What About Alaska? The IRS considers some of Alaska’s special supplemental energy relief payments to residents last year to be “related to general welfare and disaster relief.” Those payments fall into the same category as other state inflation relief payments and won't be challenged by the IRS.

However, some states, (e.g., Alaska), also made other payments to residents that the IRS says are generally taxable for federal income tax purposes. As a result, the IRS will consider certain Alaska’s Permanent Fund Dividend payments, as well as any payments from other states that were provided as compensation to workers, to generally be taxable on federal returns.

Is Your Special State Refund Taxable?

If you live in a state where the special 2022 payments were "refunds of state taxes paid," the IRS will exclude those payments from income in certain circumstances. In Georgia, Massachusetts, South Carolina, and Virginia, eligible residents received special tax rebates during 2022 that fall into that category.

If you received one of those special state tax rebates and claimed the standard deduction, or if you itemized deductions but didn’t receive a tax benefit as a result, the IRS says that the special state tax rebate won’t be taxable on your 2022 federal income tax return. 

An example of “not receiving a tax benefit” as a result of itemized deductions would be if the $10,000 limit on state and local tax (SALT) deductions applied on your return, according to the IRS.

Do You Have to Report Your Stimulus Payment on Your Taxes?

Although states sending “stimulus checks,” inflation relief payments, and tax rebates, seemed common last year, the reality is that millions of taxpayers don’t normally receive widespread payments from their respective states in a single year.

So, it’s important to keep in mind that the IRS’ determination to not challenge the taxability of those payments, is unique. In its announcement, the IRS points out that the pandemic emergency declaration is set to end in May, which indicates that the IRS considers its special state payments determination to be a 2022 tax year issue.

So, what does this mean? The IRS determination means that if you are one of the millions of taxpayers who received a special state “stimulus,” inflation relief, or other rebate payment last year (during 2022), you most likely don’t have to report that income on your 2022 federal tax return.

But, as always, if you are unsure about whether any payment that you've received is taxable, seek professional assistance before you file. Also, now that the tax filing season is here, stay tuned to other key tax changes that could impact your tax return. 

Kelley R. Taylor
Senior Tax Editor, Kiplinger.com

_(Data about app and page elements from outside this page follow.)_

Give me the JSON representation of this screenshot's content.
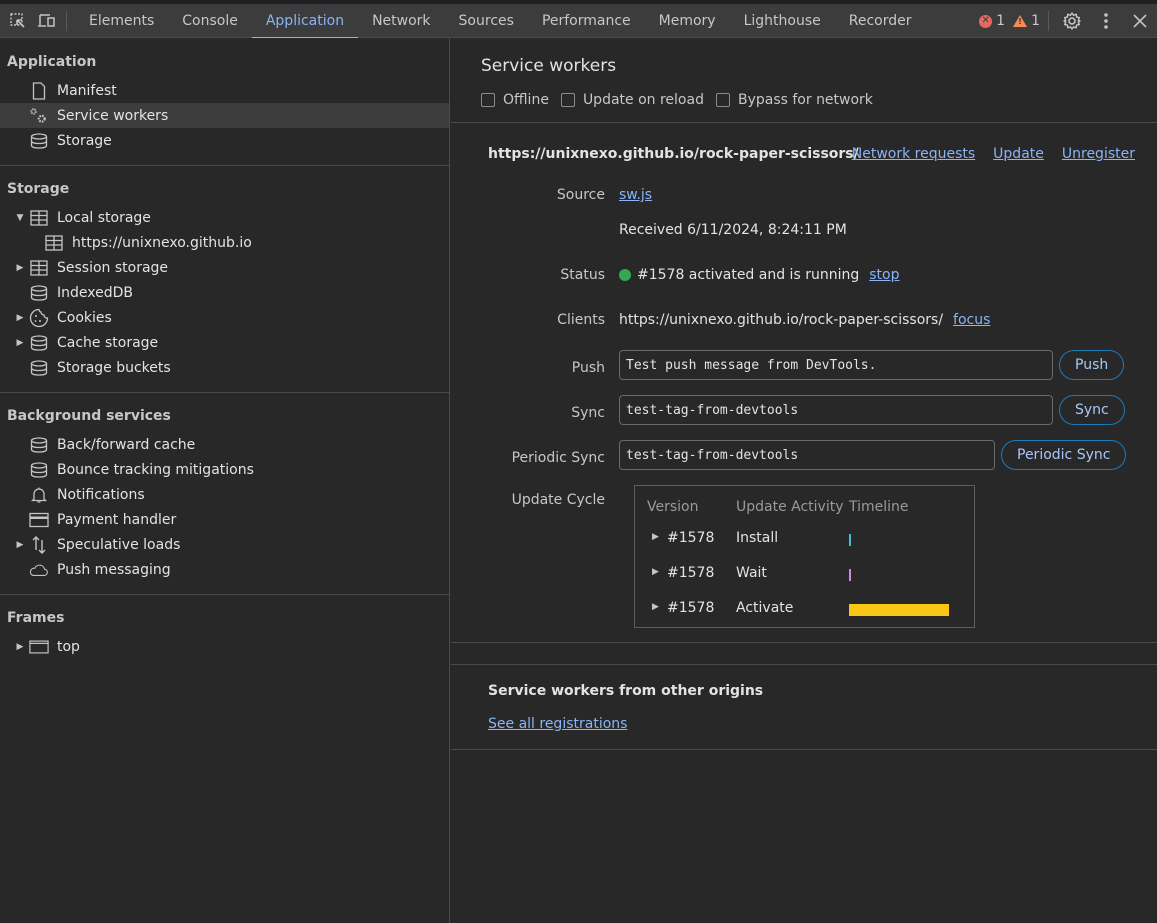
{
  "toolbar": {
    "tabs": [
      "Elements",
      "Console",
      "Application",
      "Network",
      "Sources",
      "Performance",
      "Memory",
      "Lighthouse",
      "Recorder"
    ],
    "active_tab": "Application",
    "error_count": "1",
    "warning_count": "1",
    "accent_color": "#8ab4f8"
  },
  "sidebar": {
    "application": {
      "title": "Application",
      "items": [
        "Manifest",
        "Service workers",
        "Storage"
      ]
    },
    "storage": {
      "title": "Storage",
      "items": [
        "Local storage",
        "https://unixnexo.github.io",
        "Session storage",
        "IndexedDB",
        "Cookies",
        "Cache storage",
        "Storage buckets"
      ]
    },
    "background": {
      "title": "Background services",
      "items": [
        "Back/forward cache",
        "Bounce tracking mitigations",
        "Notifications",
        "Payment handler",
        "Speculative loads",
        "Push messaging"
      ]
    },
    "frames": {
      "title": "Frames",
      "items": [
        "top"
      ]
    }
  },
  "main": {
    "title": "Service workers",
    "checkboxes": [
      "Offline",
      "Update on reload",
      "Bypass for network"
    ],
    "worker": {
      "origin": "https://unixnexo.github.io/rock-paper-scissors/",
      "links": [
        "Network requests",
        "Update",
        "Unregister"
      ],
      "source_label": "Source",
      "source_file": "sw.js",
      "received": "Received 6/11/2024, 8:24:11 PM",
      "status_label": "Status",
      "status_text": "#1578 activated and is running",
      "status_color": "#34a853",
      "stop_link": "stop",
      "clients_label": "Clients",
      "clients_value": "https://unixnexo.github.io/rock-paper-scissors/",
      "focus_link": "focus",
      "push_label": "Push",
      "push_value": "Test push message from DevTools.",
      "push_button": "Push",
      "sync_label": "Sync",
      "sync_value": "test-tag-from-devtools",
      "sync_button": "Sync",
      "periodic_label": "Periodic Sync",
      "periodic_value": "test-tag-from-devtools",
      "periodic_button": "Periodic Sync",
      "update_cycle_label": "Update Cycle",
      "update_cycle": {
        "headers": [
          "Version",
          "Update Activity",
          "Timeline"
        ],
        "rows": [
          {
            "version": "#1578",
            "activity": "Install",
            "color": "#4fb8e0"
          },
          {
            "version": "#1578",
            "activity": "Wait",
            "color": "#c58af9"
          },
          {
            "version": "#1578",
            "activity": "Activate",
            "color": "#f9c716"
          }
        ]
      }
    },
    "other": {
      "title": "Service workers from other origins",
      "link": "See all registrations"
    }
  }
}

As the senior tax editor at Kiplinger.com, Kelley R. Taylor simplifies federal and state tax information, news, and developments to help empower readers. Kelley has over two decades of experience advising on and covering education, law, finance, and tax as a corporate attorney and business journalist.